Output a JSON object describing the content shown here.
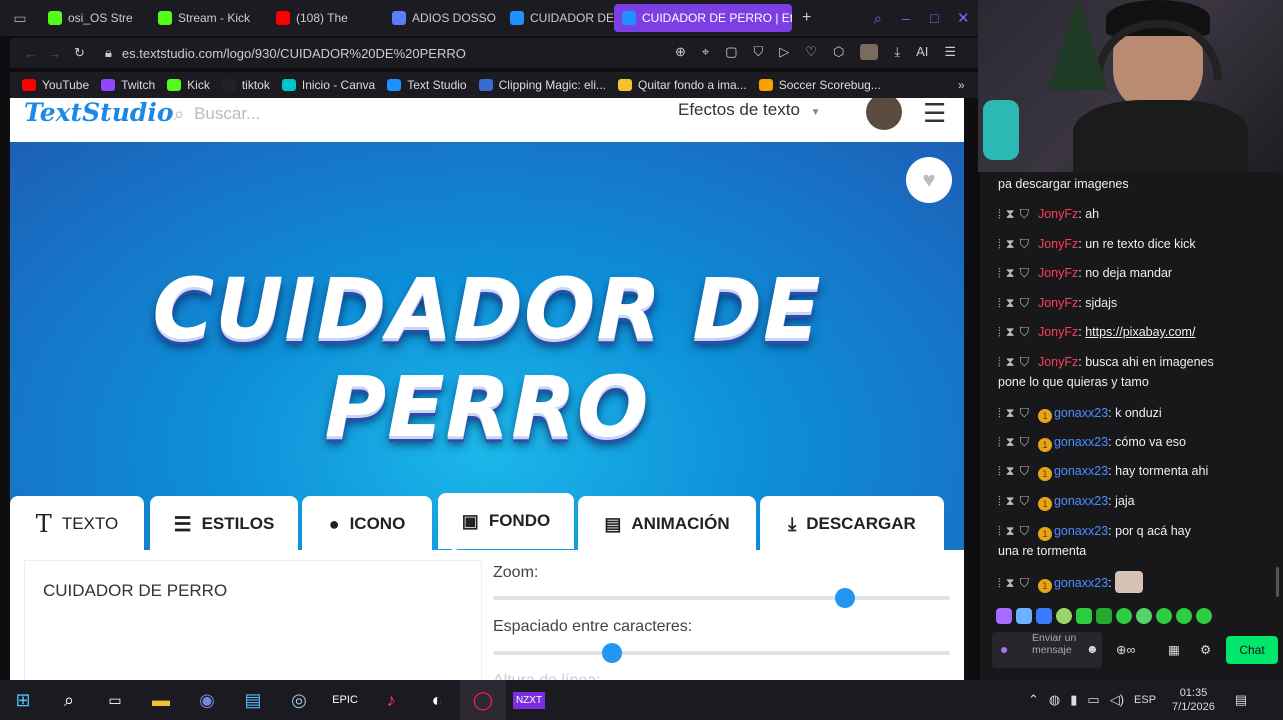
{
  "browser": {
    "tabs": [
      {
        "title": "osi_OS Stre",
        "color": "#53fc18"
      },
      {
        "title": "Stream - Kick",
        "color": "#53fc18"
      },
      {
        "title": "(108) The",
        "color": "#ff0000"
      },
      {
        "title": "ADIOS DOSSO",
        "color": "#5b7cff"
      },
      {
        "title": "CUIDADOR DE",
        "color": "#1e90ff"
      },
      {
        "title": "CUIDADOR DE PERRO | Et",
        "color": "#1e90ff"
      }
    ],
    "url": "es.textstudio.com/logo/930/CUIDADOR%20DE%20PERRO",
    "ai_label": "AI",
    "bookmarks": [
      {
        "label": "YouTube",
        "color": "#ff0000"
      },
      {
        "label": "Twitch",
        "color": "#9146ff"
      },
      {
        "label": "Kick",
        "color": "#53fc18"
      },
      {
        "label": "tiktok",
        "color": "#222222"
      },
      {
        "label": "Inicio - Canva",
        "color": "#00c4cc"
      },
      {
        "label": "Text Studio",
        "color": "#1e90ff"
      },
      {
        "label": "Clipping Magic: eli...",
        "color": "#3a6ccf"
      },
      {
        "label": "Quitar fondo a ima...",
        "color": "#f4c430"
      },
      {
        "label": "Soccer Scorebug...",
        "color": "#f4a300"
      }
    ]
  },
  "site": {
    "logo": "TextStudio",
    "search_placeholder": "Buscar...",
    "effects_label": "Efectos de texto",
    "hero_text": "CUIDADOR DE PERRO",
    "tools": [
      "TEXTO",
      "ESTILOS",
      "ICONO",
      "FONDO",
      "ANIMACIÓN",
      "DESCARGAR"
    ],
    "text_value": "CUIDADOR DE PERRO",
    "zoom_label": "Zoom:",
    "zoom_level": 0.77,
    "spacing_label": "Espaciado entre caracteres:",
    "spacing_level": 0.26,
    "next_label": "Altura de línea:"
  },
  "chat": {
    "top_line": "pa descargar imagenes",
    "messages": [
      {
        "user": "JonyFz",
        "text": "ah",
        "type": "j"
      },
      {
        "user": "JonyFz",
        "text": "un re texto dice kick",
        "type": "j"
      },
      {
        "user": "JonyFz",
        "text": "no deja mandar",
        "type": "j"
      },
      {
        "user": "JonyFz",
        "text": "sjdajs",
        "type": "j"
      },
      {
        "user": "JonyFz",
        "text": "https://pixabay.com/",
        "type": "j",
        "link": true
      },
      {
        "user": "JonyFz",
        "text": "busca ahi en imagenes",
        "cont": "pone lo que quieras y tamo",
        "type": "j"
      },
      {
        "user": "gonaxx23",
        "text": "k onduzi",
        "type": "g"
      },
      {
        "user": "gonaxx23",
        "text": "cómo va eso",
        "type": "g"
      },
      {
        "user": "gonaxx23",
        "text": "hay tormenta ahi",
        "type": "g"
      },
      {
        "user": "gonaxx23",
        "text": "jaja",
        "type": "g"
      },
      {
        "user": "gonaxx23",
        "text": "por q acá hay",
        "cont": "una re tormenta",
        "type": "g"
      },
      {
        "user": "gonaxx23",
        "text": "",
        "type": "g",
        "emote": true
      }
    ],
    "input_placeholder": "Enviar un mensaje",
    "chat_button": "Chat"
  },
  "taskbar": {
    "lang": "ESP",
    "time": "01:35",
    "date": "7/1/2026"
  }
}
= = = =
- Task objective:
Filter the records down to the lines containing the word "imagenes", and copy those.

- Result of this task:
    "top_line": "pa descargar imagenes",
        "text": "busca ahi en imagenes",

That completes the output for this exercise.